At 54, the Canadian-born Solly may be intent on keeping his personal distance, but the structural connection is another matter.
"I love writing my own songs," he said. "Words and music. I think I'm equally good at both." Which makes it difficult when he divvies up the chores: "In the past, I've written with other composers, given them the lyrics and they haven't set it exactly as I felt they should. That can drive you mad."
So, mostly (except for a recent collaboration on a children's show, "Toby Tyler," opening in Seattle next month), Solly works by himself. And although he claims the musical theater as his first love, he's had extensive experience in other forms--notably during a 15-year stay in London, writing songs for other performers, for cabaret and television.
In 1973, finding no support for his musical "Boy Meets Boy" ("In London, if you don't have a star, you can't get your show on."), Solly returned to the United States and aligned himself with an Off Off Broadway theater. "Boy" bowed in 1974 and, in spite of its unconventional treatment of the gay theme, was a hit--first in New York, then in Los Angeles (1975).
Explains Solly: "We put the whole thing in the past, the '30s, like an Astaire-Rogers musical. The plot was really 'It Happened One Night,' with the given that men would get married to men in the '30s, that it was socially acceptable and respectable. It was all done with comedy exposition at the beginning: 'So-and-so's getting married.' 'Who's the lucky man?' "
"Follies" will feature songs from "Boy" and another local hit, "The Great American Backstage Musical," plus "some things I've done routines on over the years: one on 'Stardust,' a Stephen Sondheim-type number and a medley of really rare Rodgers and Hart songs."
Within his own work, Solly admits--albeit reluctantly--to a personal preference: "It's my ballads; I like them a lot. There's a number in the show called 'Safe Home,' that's one of my favorites. It has the sound I love more than anything--that '40s, dreamy quality, written to epitomize the separation of lovers in the war: the longing, the nostalgia, the coming home. Very tender and sweet."
(Beyond the melodic construction, Solly champions "witty lyrics, lines that are singable. I have no patience with clumsy lyric writing at all. I hate bad rhymes.")
His own method: "I compose as I'm walking down the street, riding a bike. I'll do the whole thing, music and lyrics, right there. For years, I didn't know how to write music, so I'd hum the songs to people and they'd write them down for me. Luckily, I have a massive memory; I remember everything."
Although the initial composition takes place in his head, Solly claimed that it's not the last step: "My technique has changed over the years, but lately I tend to write down every idea I have, then retype it, digest it, cross off the stuff that's not going to work, try to organize it, keep refining.

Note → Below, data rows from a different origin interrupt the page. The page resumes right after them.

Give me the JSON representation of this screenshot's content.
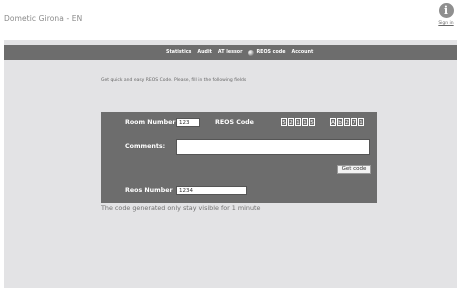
{
  "header": {
    "title": "Dometic Girona - EN",
    "signin_icon": "i",
    "signin_label": "Sign in"
  },
  "nav": {
    "items": [
      "Statistics",
      "Audit",
      "AT lessor",
      "REOS code",
      "Account"
    ]
  },
  "form": {
    "intro": "Get quick and easy REOS Code. Please, fill in the following fields",
    "room_label": "Room Number",
    "room_value": "123",
    "reos_code_label": "REOS Code",
    "code_group_1": [
      "5",
      "2",
      "1",
      "1",
      "5"
    ],
    "code_group_2": [
      "A",
      "b",
      "2",
      "7",
      "1"
    ],
    "comments_label": "Comments:",
    "comments_value": "",
    "get_code_label": "Get code",
    "reos_number_label": "Reos Number",
    "reos_number_value": "1234",
    "note": "The code generated only stay visible for 1 minute"
  },
  "colors": {
    "nav_bg": "#6d6d6d",
    "content_bg": "#e3e3e5",
    "title_color": "#8a8a8a"
  }
}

You know what your big payoff's going to be, where your best jokes are. So that process takes a long while."
In between the rigors of writing, Solly is also enjoying a return to performing, revived during his writing/directing/understudy days in New York in the early '70s ("My name was all over the program, so I used an acting pseudonym: Sebastian Cindercroft"), followed by a one-man nightclub act and last year's appearance in Charles Strouse's "The Future of the American Musical Theatre." Recently, he embarked on another literary venture: his first novel (currently in draft form), called "Garden in the Rain."
"It's schmaltzy and trashy," he grinned. And anecdotal? "If you look at it baldly, nothing in the novel has anything to do with my life. But in fact, all the material's there (from my past), all the places I've been, the things I know."
The same, it appears, could be said for "Solly's Follies."